» EXERCISE PROMPT:
Line by line, repeat the material below exactly and skip the images.

____ DATASET RECORDS

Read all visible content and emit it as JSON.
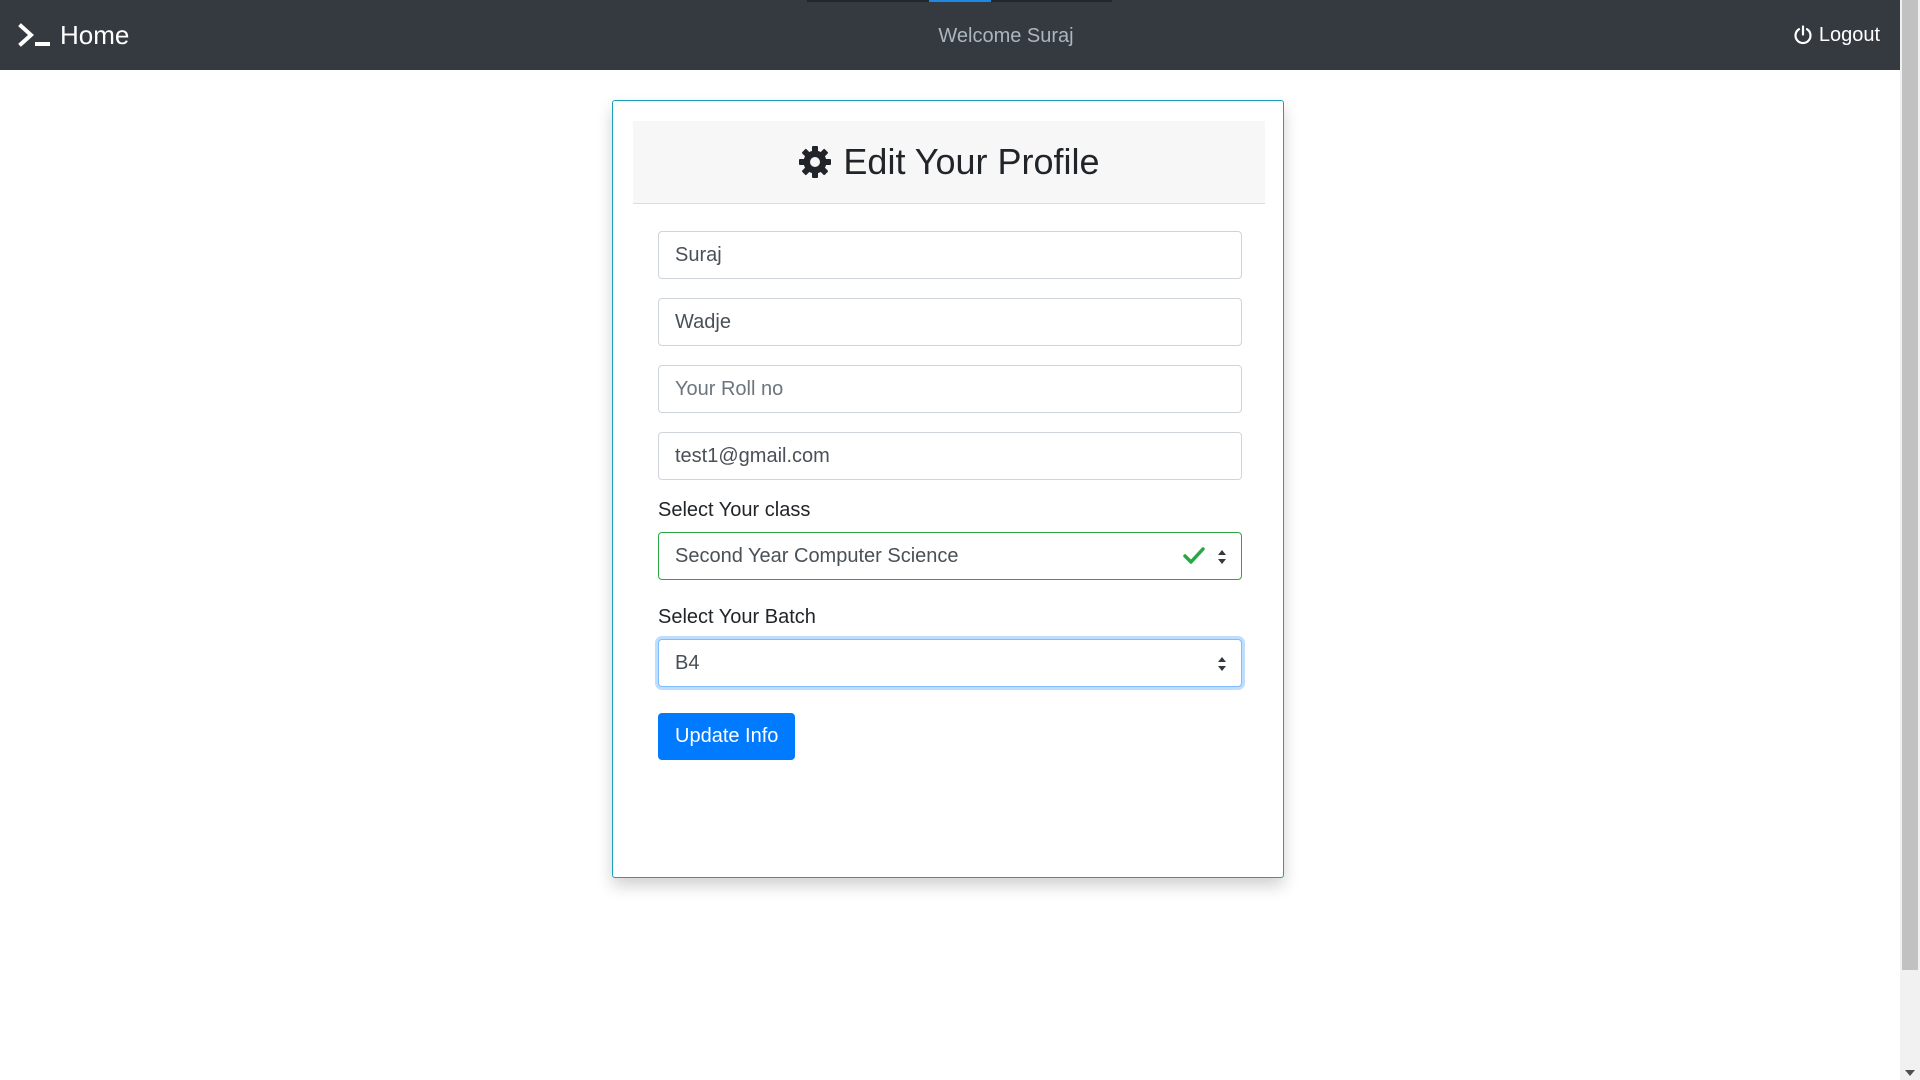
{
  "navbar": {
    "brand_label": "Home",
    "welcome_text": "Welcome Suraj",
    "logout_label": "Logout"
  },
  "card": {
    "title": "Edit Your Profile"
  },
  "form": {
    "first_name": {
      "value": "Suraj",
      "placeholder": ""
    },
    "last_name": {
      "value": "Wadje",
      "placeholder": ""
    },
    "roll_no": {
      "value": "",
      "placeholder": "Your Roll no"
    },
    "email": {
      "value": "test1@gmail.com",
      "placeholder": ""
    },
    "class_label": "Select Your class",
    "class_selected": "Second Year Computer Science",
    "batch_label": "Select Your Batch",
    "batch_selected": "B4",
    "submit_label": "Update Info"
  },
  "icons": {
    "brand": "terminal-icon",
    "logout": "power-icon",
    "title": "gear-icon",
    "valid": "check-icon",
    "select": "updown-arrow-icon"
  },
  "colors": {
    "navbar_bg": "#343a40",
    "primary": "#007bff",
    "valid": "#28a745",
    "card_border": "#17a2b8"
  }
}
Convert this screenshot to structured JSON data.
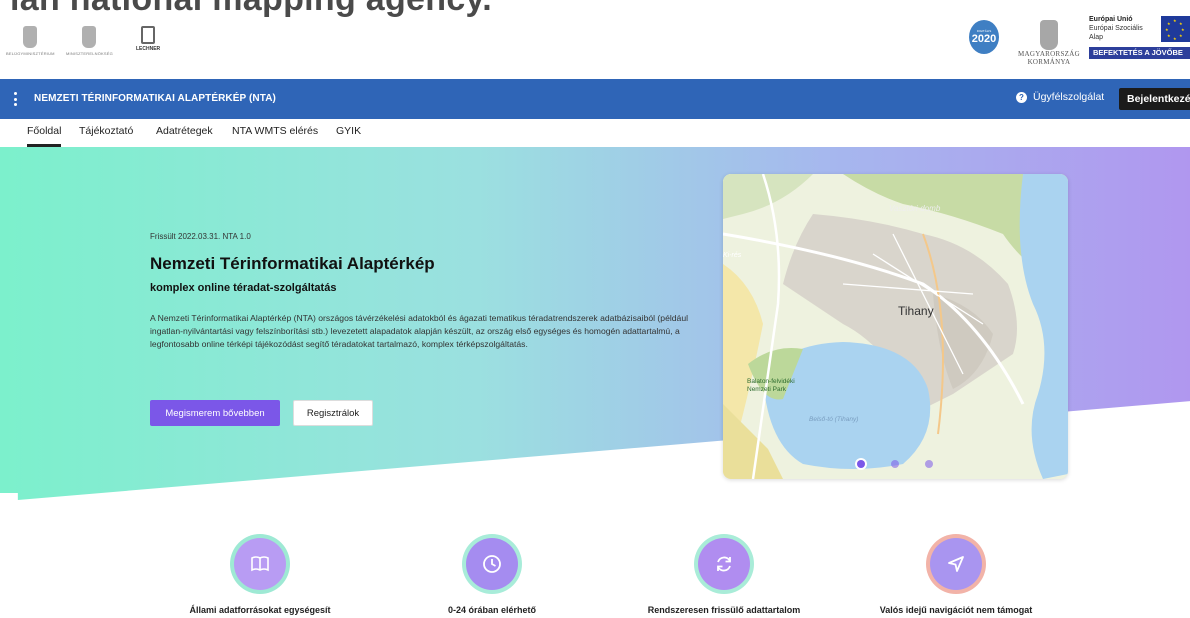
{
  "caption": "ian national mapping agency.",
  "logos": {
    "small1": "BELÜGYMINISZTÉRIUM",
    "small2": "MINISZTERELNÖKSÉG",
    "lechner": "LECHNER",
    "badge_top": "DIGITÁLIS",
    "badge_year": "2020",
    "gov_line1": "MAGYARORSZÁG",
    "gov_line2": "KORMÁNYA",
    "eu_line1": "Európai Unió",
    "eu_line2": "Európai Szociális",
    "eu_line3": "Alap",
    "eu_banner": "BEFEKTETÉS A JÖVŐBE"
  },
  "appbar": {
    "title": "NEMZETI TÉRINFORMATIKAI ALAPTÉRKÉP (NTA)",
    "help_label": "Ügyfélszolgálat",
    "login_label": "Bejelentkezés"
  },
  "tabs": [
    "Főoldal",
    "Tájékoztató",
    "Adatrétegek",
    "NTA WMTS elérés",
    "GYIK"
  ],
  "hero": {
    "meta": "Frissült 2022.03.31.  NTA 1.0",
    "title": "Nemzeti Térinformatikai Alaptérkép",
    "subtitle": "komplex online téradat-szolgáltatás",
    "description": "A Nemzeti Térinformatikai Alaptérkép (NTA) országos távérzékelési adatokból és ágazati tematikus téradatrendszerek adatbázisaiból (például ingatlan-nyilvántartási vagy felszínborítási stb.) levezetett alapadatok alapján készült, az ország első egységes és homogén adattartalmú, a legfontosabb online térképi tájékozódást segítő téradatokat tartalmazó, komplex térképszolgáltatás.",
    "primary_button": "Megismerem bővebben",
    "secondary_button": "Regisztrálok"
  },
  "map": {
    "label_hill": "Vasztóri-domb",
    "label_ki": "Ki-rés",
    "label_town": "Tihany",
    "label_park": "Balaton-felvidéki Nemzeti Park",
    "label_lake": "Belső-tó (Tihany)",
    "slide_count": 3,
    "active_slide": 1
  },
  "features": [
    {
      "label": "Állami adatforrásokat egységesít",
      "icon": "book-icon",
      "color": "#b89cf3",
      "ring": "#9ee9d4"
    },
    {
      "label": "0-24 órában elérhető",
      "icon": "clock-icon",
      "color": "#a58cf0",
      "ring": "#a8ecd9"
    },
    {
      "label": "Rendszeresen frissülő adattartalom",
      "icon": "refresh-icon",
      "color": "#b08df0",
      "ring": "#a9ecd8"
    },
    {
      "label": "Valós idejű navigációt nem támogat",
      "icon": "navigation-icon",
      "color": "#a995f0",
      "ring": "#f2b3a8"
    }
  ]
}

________

» PROBLEM SOLUTION:
Read all visible content and emit it as JSON.
{
  "navbar": {
    "brand_label": "Home",
    "welcome_text": "Welcome Suraj",
    "logout_label": "Logout"
  },
  "card": {
    "title": "Edit Your Profile"
  },
  "form": {
    "first_name": {
      "value": "Suraj",
      "placeholder": ""
    },
    "last_name": {
      "value": "Wadje",
      "placeholder": ""
    },
    "roll_no": {
      "value": "",
      "placeholder": "Your Roll no"
    },
    "email": {
      "value": "test1@gmail.com",
      "placeholder": ""
    },
    "class_label": "Select Your class",
    "class_selected": "Second Year Computer Science",
    "batch_label": "Select Your Batch",
    "batch_selected": "B4",
    "submit_label": "Update Info"
  },
  "icons": {
    "brand": "terminal-icon",
    "logout": "power-icon",
    "title": "gear-icon",
    "valid": "check-icon",
    "select": "updown-arrow-icon"
  },
  "colors": {
    "navbar_bg": "#343a40",
    "primary": "#007bff",
    "valid": "#28a745",
    "card_border": "#17a2b8"
  }
}
Convert this screenshot to structured JSON data.
{
  "caption": "ian national mapping agency.",
  "logos": {
    "small1": "BELÜGYMINISZTÉRIUM",
    "small2": "MINISZTERELNÖKSÉG",
    "lechner": "LECHNER",
    "badge_top": "DIGITÁLIS",
    "badge_year": "2020",
    "gov_line1": "MAGYARORSZÁG",
    "gov_line2": "KORMÁNYA",
    "eu_line1": "Európai Unió",
    "eu_line2": "Európai Szociális",
    "eu_line3": "Alap",
    "eu_banner": "BEFEKTETÉS A JÖVŐBE"
  },
  "appbar": {
    "title": "NEMZETI TÉRINFORMATIKAI ALAPTÉRKÉP (NTA)",
    "help_label": "Ügyfélszolgálat",
    "login_label": "Bejelentkezés"
  },
  "tabs": [
    "Főoldal",
    "Tájékoztató",
    "Adatrétegek",
    "NTA WMTS elérés",
    "GYIK"
  ],
  "hero": {
    "meta": "Frissült 2022.03.31.  NTA 1.0",
    "title": "Nemzeti Térinformatikai Alaptérkép",
    "subtitle": "komplex online téradat-szolgáltatás",
    "description": "A Nemzeti Térinformatikai Alaptérkép (NTA) országos távérzékelési adatokból és ágazati tematikus téradatrendszerek adatbázisaiból (például ingatlan-nyilvántartási vagy felszínborítási stb.) levezetett alapadatok alapján készült, az ország első egységes és homogén adattartalmú, a legfontosabb online térképi tájékozódást segítő téradatokat tartalmazó, komplex térképszolgáltatás.",
    "primary_button": "Megismerem bővebben",
    "secondary_button": "Regisztrálok"
  },
  "map": {
    "label_hill": "Vasztóri-domb",
    "label_ki": "Ki-rés",
    "label_town": "Tihany",
    "label_park": "Balaton-felvidéki Nemzeti Park",
    "label_lake": "Belső-tó (Tihany)",
    "slide_count": 3,
    "active_slide": 1
  },
  "features": [
    {
      "label": "Állami adatforrásokat egységesít",
      "icon": "book-icon",
      "color": "#b89cf3",
      "ring": "#9ee9d4"
    },
    {
      "label": "0-24 órában elérhető",
      "icon": "clock-icon",
      "color": "#a58cf0",
      "ring": "#a8ecd9"
    },
    {
      "label": "Rendszeresen frissülő adattartalom",
      "icon": "refresh-icon",
      "color": "#b08df0",
      "ring": "#a9ecd8"
    },
    {
      "label": "Valós idejű navigációt nem támogat",
      "icon": "navigation-icon",
      "color": "#a995f0",
      "ring": "#f2b3a8"
    }
  ]
}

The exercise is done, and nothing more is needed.